[Stored data entries]
%%
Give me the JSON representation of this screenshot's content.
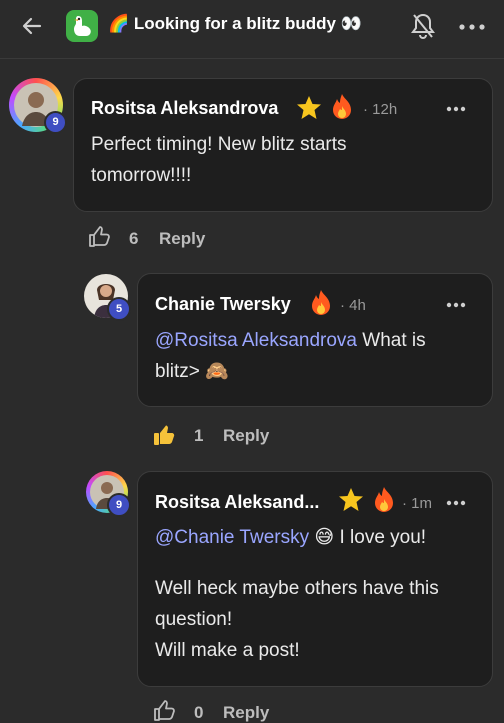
{
  "header": {
    "title": "🌈 Looking for a blitz buddy 👀"
  },
  "comments": [
    {
      "author": "Rositsa Aleksandrova",
      "time": "12h",
      "badge": "9",
      "text": "Perfect timing! New blitz starts tomorrow!!!!",
      "likes": "6",
      "reply_label": "Reply"
    },
    {
      "author": "Chanie Twersky",
      "time": "4h",
      "badge": "5",
      "mention": "@Rositsa Aleksandrova",
      "text_after_mention": " What is blitz> 🙈",
      "likes": "1",
      "reply_label": "Reply"
    },
    {
      "author": "Rositsa Aleksand...",
      "time": "1m",
      "badge": "9",
      "mention": "@Chanie Twersky",
      "text_after_mention": " 😅 I love you!",
      "line2": "Well heck maybe others have this question!",
      "line3": "Will make a post!",
      "likes": "0",
      "reply_label": "Reply"
    }
  ],
  "colors": {
    "background": "#2b2b2b",
    "bubble": "#1e1e1e",
    "mention": "#9aa6ff",
    "badge": "#3f4ec2"
  }
}
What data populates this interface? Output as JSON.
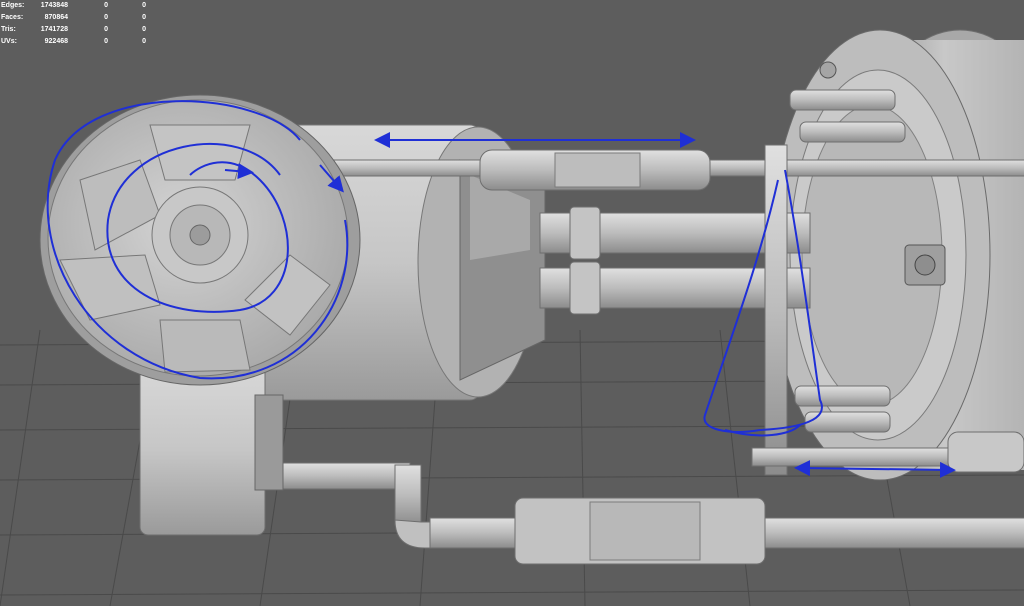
{
  "hud": {
    "rows": [
      {
        "label": "Edges:",
        "value": "1743848",
        "sel": "0",
        "comp": "0"
      },
      {
        "label": "Faces:",
        "value": "870864",
        "sel": "0",
        "comp": "0"
      },
      {
        "label": "Tris:",
        "value": "1741728",
        "sel": "0",
        "comp": "0"
      },
      {
        "label": "UVs:",
        "value": "922468",
        "sel": "0",
        "comp": "0"
      }
    ]
  },
  "colors": {
    "background": "#5d5d5d",
    "grid_line": "#4a4a4a",
    "model_light": "#cfcfcf",
    "model_mid": "#b4b4b4",
    "model_dark": "#8a8a8a",
    "annotation": "#1f2fd6",
    "hud_text": "#ffffff"
  }
}
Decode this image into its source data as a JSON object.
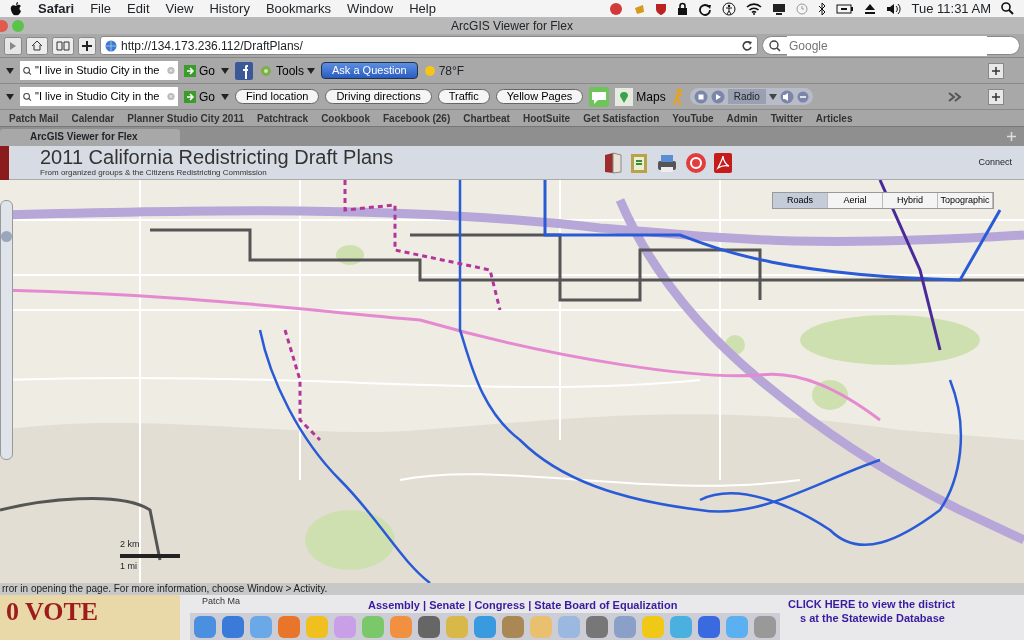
{
  "menu_bar": {
    "items": [
      "Safari",
      "File",
      "Edit",
      "View",
      "History",
      "Bookmarks",
      "Window",
      "Help"
    ],
    "clock": "Tue 11:31 AM"
  },
  "window": {
    "title": "ArcGIS Viewer for Flex"
  },
  "address_bar": {
    "url": "http://134.173.236.112/DraftPlans/",
    "search_placeholder": "Google"
  },
  "toolbars": [
    {
      "search_value": "\"I live in Studio City in the",
      "go": "Go",
      "items": [
        {
          "kind": "logo-tile"
        },
        {
          "kind": "menu",
          "label": "Tools"
        },
        {
          "kind": "action",
          "label": "Ask a Question"
        },
        {
          "kind": "weather",
          "label": "78°F"
        }
      ]
    },
    {
      "search_value": "\"I live in Studio City in the",
      "go": "Go",
      "items": [
        {
          "kind": "pill",
          "label": "Find location"
        },
        {
          "kind": "pill",
          "label": "Driving directions"
        },
        {
          "kind": "pill",
          "label": "Traffic"
        },
        {
          "kind": "pill",
          "label": "Yellow Pages"
        },
        {
          "kind": "chat-tile"
        },
        {
          "kind": "maps",
          "label": "Maps"
        },
        {
          "kind": "figure"
        },
        {
          "kind": "radio",
          "label": "Radio"
        }
      ]
    }
  ],
  "bookmarks": [
    "Patch Mail",
    "Calendar",
    "Planner Studio City 2011",
    "Patchtrack",
    "Cookbook",
    "Facebook (26)",
    "Chartbeat",
    "HootSuite",
    "Get Satisfaction",
    "YouTube",
    "Admin",
    "Twitter",
    "Articles"
  ],
  "tabs": [
    {
      "label": "ArcGIS Viewer for Flex",
      "selected": true
    }
  ],
  "app": {
    "title": "2011 California Redistricting Draft Plans",
    "subtitle": "From organized groups & the Citizens Redistricting Commission",
    "connect": "Connect"
  },
  "map": {
    "layer_buttons": [
      {
        "label": "Roads",
        "selected": true
      },
      {
        "label": "Aerial",
        "selected": false
      },
      {
        "label": "Hybrid",
        "selected": false
      },
      {
        "label": "Topographic",
        "selected": false
      }
    ],
    "scale": {
      "km": "2 km",
      "mi": "1 mi"
    },
    "zoom": {
      "level": 0.88
    }
  },
  "status_bar": {
    "text": "rror in opening the page. For more information, choose Window > Activity."
  },
  "background_page": {
    "banner": "0 VOTE",
    "tab": "Patch Ma",
    "links": "Assembly | Senate | Congress | State Board of Equalization",
    "link_1": "CLICK HERE to view the district",
    "link_2": "s at the Statewide Database"
  }
}
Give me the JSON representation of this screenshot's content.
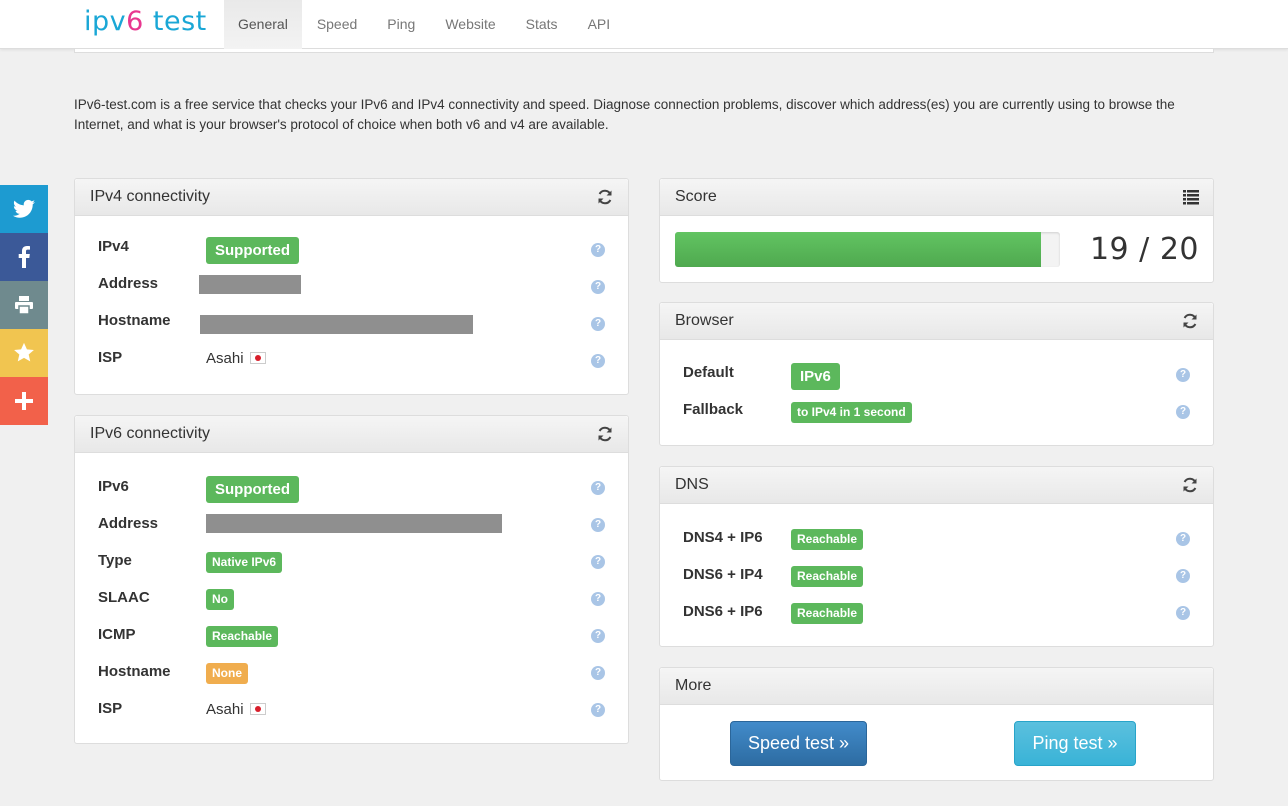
{
  "brand": {
    "part1": "ipv",
    "part2": "6",
    "part3": " test"
  },
  "nav": [
    {
      "label": "General",
      "active": true
    },
    {
      "label": "Speed"
    },
    {
      "label": "Ping"
    },
    {
      "label": "Website"
    },
    {
      "label": "Stats"
    },
    {
      "label": "API"
    }
  ],
  "intro": "IPv6-test.com is a free service that checks your IPv6 and IPv4 connectivity and speed. Diagnose connection problems, discover which address(es) you are currently using to browse the Internet, and what is your browser's protocol of choice when both v6 and v4 are available.",
  "social": [
    {
      "icon": "twitter-icon",
      "color": "#1d9bd1"
    },
    {
      "icon": "facebook-icon",
      "color": "#3b5998"
    },
    {
      "icon": "print-icon",
      "color": "#6f8a8e"
    },
    {
      "icon": "star-icon",
      "color": "#f1c550"
    },
    {
      "icon": "plus-icon",
      "color": "#f2614a"
    }
  ],
  "ipv4": {
    "title": "IPv4 connectivity",
    "rows": {
      "ipv4_label": "IPv4",
      "ipv4_value": "Supported",
      "address_label": "Address",
      "hostname_label": "Hostname",
      "isp_label": "ISP",
      "isp_value": "Asahi"
    }
  },
  "ipv6": {
    "title": "IPv6 connectivity",
    "rows": {
      "ipv6_label": "IPv6",
      "ipv6_value": "Supported",
      "address_label": "Address",
      "type_label": "Type",
      "type_value": "Native IPv6",
      "slaac_label": "SLAAC",
      "slaac_value": "No",
      "icmp_label": "ICMP",
      "icmp_value": "Reachable",
      "hostname_label": "Hostname",
      "hostname_value": "None",
      "isp_label": "ISP",
      "isp_value": "Asahi"
    }
  },
  "score": {
    "title": "Score",
    "text": "19 / 20",
    "fraction": 0.95
  },
  "browser": {
    "title": "Browser",
    "default_label": "Default",
    "default_value": "IPv6",
    "fallback_label": "Fallback",
    "fallback_value": "to IPv4 in 1 second"
  },
  "dns": {
    "title": "DNS",
    "rows": [
      {
        "label": "DNS4 + IP6",
        "value": "Reachable"
      },
      {
        "label": "DNS6 + IP4",
        "value": "Reachable"
      },
      {
        "label": "DNS6 + IP6",
        "value": "Reachable"
      }
    ]
  },
  "more": {
    "title": "More",
    "speed_btn": "Speed test »",
    "ping_btn": "Ping test »"
  },
  "help_glyph": "?",
  "colors": {
    "success": "#5cb85c",
    "warning": "#f0ad4e",
    "primary": "#428bca",
    "info": "#5bc0de"
  }
}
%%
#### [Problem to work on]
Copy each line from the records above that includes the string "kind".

#### [Result]
          "kind": "logo-tile"
          "kind": "menu",
          "kind": "action",
          "kind": "weather",
          "kind": "pill",
          "kind": "pill",
          "kind": "pill",
          "kind": "pill",
          "kind": "chat-tile"
          "kind": "maps",
          "kind": "figure"
          "kind": "radio",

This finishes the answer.